RM: Favorite spot to eat in Salt Lake City?
JF: The best place in the Salt Lake Valley is Lanikai Grill in South Jordan and the best place south of that is Sweeto Burrito. Nothing touches those two places.
RM: Favorite teammate from Philadelphia who played safety but was only at Utah for 5 weeks last summer?
JF: Gotta be the man, the myth, the legend HIMSELF, Rob Mansell!
RM: Favorite animal?
JF: My favorite animal is the Gorilla.
RM: Stuck on a deserted island with 3 things, what are they?
JF: Food, my family, and movies with a way to watch them.
JF: My dad, my mom and anyone not afraid to take chances and help others to be successful.
RM: Besides the NFL, what was your dream job growing up?
JF: I wanted to be an architect, building things and being able to make people happy by bringing to life their dreams and imaginations.
RM: Hobbies outside of football?
JF: I love to watch movies and play video games, I love to cook and eat, hanging out with family and friends is huge. I'm at the gym lifting weights or playing basketball every day for at least a few hours. And spending time with my wife and daughter.
RM: Message to kids with dreams of playing in the NFL?
JF: Don't let anyone come in the way of what you want; I had high school coaches tell me I wasn't going to make it to college and play. I was surrounded by such great talent so I was never really able to impress coaches because the other kids around me were so good, but I stuck with it and now I'm the only one out of 10 of us to be fighting for an NFL job. Work hard, do what works for you and makes you better, and don't be afraid to try something new.

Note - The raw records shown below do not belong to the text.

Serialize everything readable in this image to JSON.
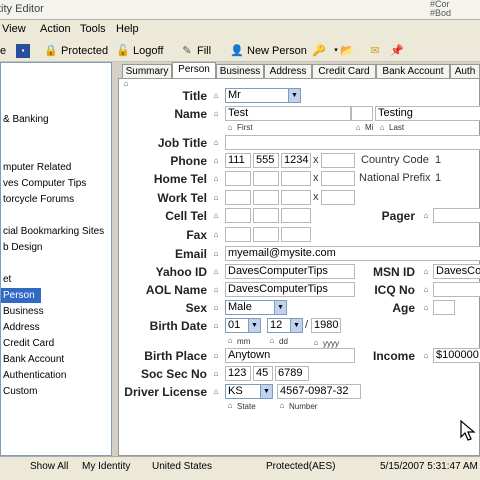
{
  "window": {
    "title": "tity Editor",
    "ghost_text": "#Cor\n#Bod"
  },
  "menu": [
    "View",
    "Action",
    "Tools",
    "Help"
  ],
  "toolbar": {
    "partial": "e",
    "protected": "Protected",
    "logoff": "Logoff",
    "fill": "Fill",
    "new_person": "New Person"
  },
  "sidebar": [
    {
      "label": "& Banking"
    },
    {
      "label": "mputer Related"
    },
    {
      "label": "ves Computer Tips"
    },
    {
      "label": "torcycle Forums"
    },
    {
      "label": "cial Bookmarking Sites"
    },
    {
      "label": "b Design"
    },
    {
      "label": "et"
    },
    {
      "label": "Person",
      "selected": true
    },
    {
      "label": "Business"
    },
    {
      "label": "Address"
    },
    {
      "label": "Credit Card"
    },
    {
      "label": "Bank Account"
    },
    {
      "label": "Authentication"
    },
    {
      "label": "Custom"
    }
  ],
  "tabs": [
    {
      "label": "Summary"
    },
    {
      "label": "Person",
      "active": true
    },
    {
      "label": "Business"
    },
    {
      "label": "Address"
    },
    {
      "label": "Credit Card"
    },
    {
      "label": "Bank Account"
    },
    {
      "label": "Auth"
    }
  ],
  "form": {
    "title_label": "Title",
    "title_value": "Mr",
    "name_label": "Name",
    "first": "Test",
    "middle": "",
    "last": "Testing",
    "first_sub": "First",
    "mi_sub": "Mi",
    "last_sub": "Last",
    "job_label": "Job Title",
    "phone_label": "Phone",
    "phone1": "111",
    "phone2": "555",
    "phone3": "1234",
    "x": "x",
    "country_code_label": "Country Code",
    "country_code": "1",
    "home_label": "Home Tel",
    "national_prefix_label": "National Prefix",
    "national_prefix": "1",
    "work_label": "Work Tel",
    "cell_label": "Cell Tel",
    "pager_label": "Pager",
    "fax_label": "Fax",
    "email_label": "Email",
    "email": "myemail@mysite.com",
    "yahoo_label": "Yahoo ID",
    "yahoo": "DavesComputerTips",
    "msn_label": "MSN ID",
    "msn": "DavesCo",
    "aol_label": "AOL Name",
    "aol": "DavesComputerTips",
    "icq_label": "ICQ No",
    "sex_label": "Sex",
    "sex": "Male",
    "age_label": "Age",
    "birth_label": "Birth Date",
    "bmonth": "01",
    "bday": "12",
    "byear": "1980",
    "mm": "mm",
    "dd_sub": "dd",
    "yyyy": "yyyy",
    "birthplace_label": "Birth Place",
    "birthplace": "Anytown",
    "income_label": "Income",
    "income": "$100000",
    "ssn_label": "Soc Sec No",
    "ssn1": "123",
    "ssn2": "45",
    "ssn3": "6789",
    "dl_label": "Driver License",
    "dl_state": "KS",
    "dl_number": "4567-0987-32",
    "state_sub": "State",
    "number_sub": "Number"
  },
  "status": {
    "show_all": "Show All",
    "identity": "My Identity",
    "country": "United States",
    "protection": "Protected(AES)",
    "datetime": "5/15/2007 5:31:47 AM"
  }
}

Whichever team decides to give Jason Fanaika an opportunity to play for them will surely not regret it. The Utah native will bring toughness, a high football IQ, and a relentless work ethic that will benefit any organization. And even though we know Jason is a terrific football player, what he has accomplished during his career does not compare to the kind of individual he is. His class, character and positive outlook on life soar high above his athletic abilities (even his maximum squat), which we know are already unmatched. While next weekend will be a huge determinant of his football future, I know for a fact Jason Fanaika will continue to be the same good-hearted kid from Pleasant Grove.